Even as I write this, it feels pretty awesome to give myself permission to share something that crosses my mind every single time I want to write or share an experience, or thought, that reflects how I honestly feel.
When Hollis talks about how she stopped reading reviews after her first negative comment, she stated that even if nobody liked her writing, she was still going to do it, because in her heart she’s a writer. And sometimes I feel like I might be a writer.
The Second: It’s totally okay for me to be proud of what I accomplish and tell people about it because if I’m not proud of what I’m doing then what the actual fuck am I doing?
[I’ve also decided to let you know that I have a foul mouth and I’m not apologizing for swearing in text because I don’t want to.]
A lot of really wonderful people who I know tell me about what they’re accomplishing, or working on, and then apologize by saying “I know it’s not much….” Or “I know it’s still small”, “I know I’m still starting” “I know I’m not there yet…” – I could go on. Even when I think about how I react to people who give praise when I share my story, I downplay it. Every time. Sometimes, when I’m totally unhappy at the stores, or I know they need to be cleaned, refreshed, etc. I’ll refer to them as the crap shacks. Isn’t that terrible? Things I’ve worked for my entire adult life being referred to as crap shacks.
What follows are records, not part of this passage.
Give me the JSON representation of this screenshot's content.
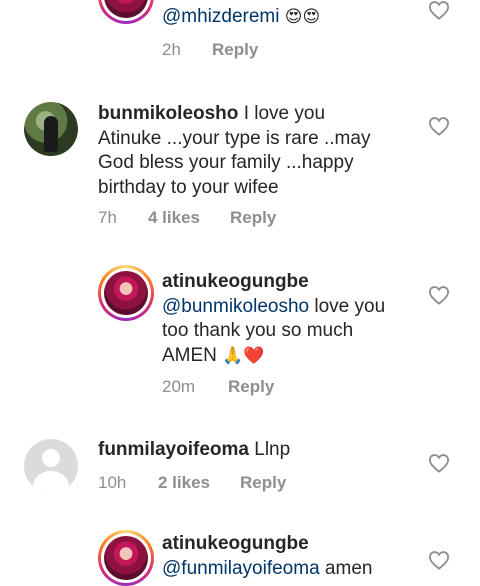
{
  "comments": [
    {
      "id": "c0",
      "avatar": "ring",
      "username": "",
      "mention": "@mhizderemi",
      "text": "",
      "emoji": "😍😍",
      "time": "2h",
      "likes": "",
      "reply_label": "Reply"
    },
    {
      "id": "c1",
      "avatar": "photo",
      "username": "bunmikoleosho",
      "lines": [
        "I love you",
        "Atinuke ...your type is rare ..may",
        "God bless your family ...happy",
        "birthday to your wifee"
      ],
      "time": "7h",
      "likes": "4 likes",
      "reply_label": "Reply"
    },
    {
      "id": "c2",
      "avatar": "ring",
      "username": "atinukeogungbe",
      "mention": "@bunmikoleosho",
      "text_after_mention": "love you",
      "line2": "too thank you so much",
      "line3": "AMEN",
      "emoji": "🙏❤️",
      "time": "20m",
      "likes": "",
      "reply_label": "Reply"
    },
    {
      "id": "c3",
      "avatar": "default",
      "username": "funmilayoifeoma",
      "text": "Llnp",
      "time": "10h",
      "likes": "2 likes",
      "reply_label": "Reply"
    },
    {
      "id": "c4",
      "avatar": "ring",
      "username": "atinukeogungbe",
      "mention": "@funmilayoifeoma",
      "text_after_mention": "amen"
    }
  ]
}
Why would anyone take me seriously if I’m not taking myself seriously… or worse, why would you feel good about my business if I don’t feel good about my business?
Anytime there’s a press opportunity for work I always make it someone else’s responsibility. I’m not clear on the reasoning; if it’s something I am embarrassed to do, if I feel I’m not good at it, if I don’t want to be accountable,if someone is going to make fun of me for what I’ve said… but I’ve decided that I’m not going to hide behind the feeling that what I’ve done in the last 11 years is not good enough because I’m not where I want to be just yet.
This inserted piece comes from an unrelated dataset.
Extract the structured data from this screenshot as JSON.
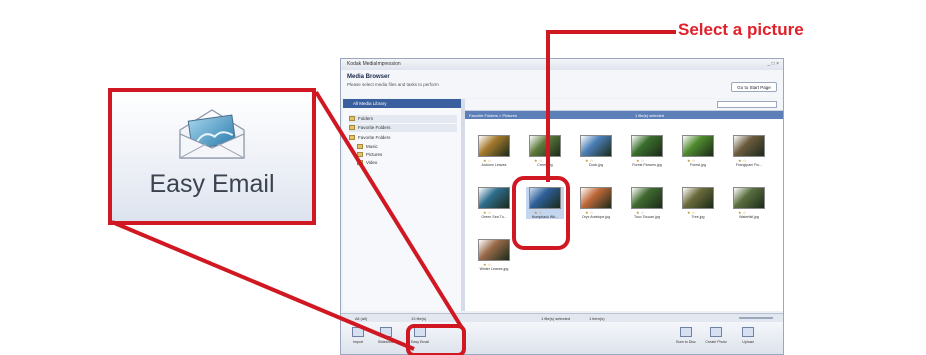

Goals take a lot of time to accomplish. When you don’t stop to remind yourself about all the good that has happened along the way you will get lost down an Alice in Wonderland rabbit hole of confusion, clocks, scary, sadness, darkness and doubt. Instead of falling into that place, I think we all have to remember that we can take a minute to regroup, get ourselves back to center and remind ourselves that even though we have seasons that suck so, so badly, we still get up and get through it because we are resilient.
I’m making a commitment to try and write more because I enjoy it, because it works for me and because sometimes I really hope that someone might read how I’m feeling and relate. The best thing we can do as humans, in a very digital, solitary age, is remember we need to relate.
I hope the start of your 2019 has been better than you anticipated and I'm here for you if you need me.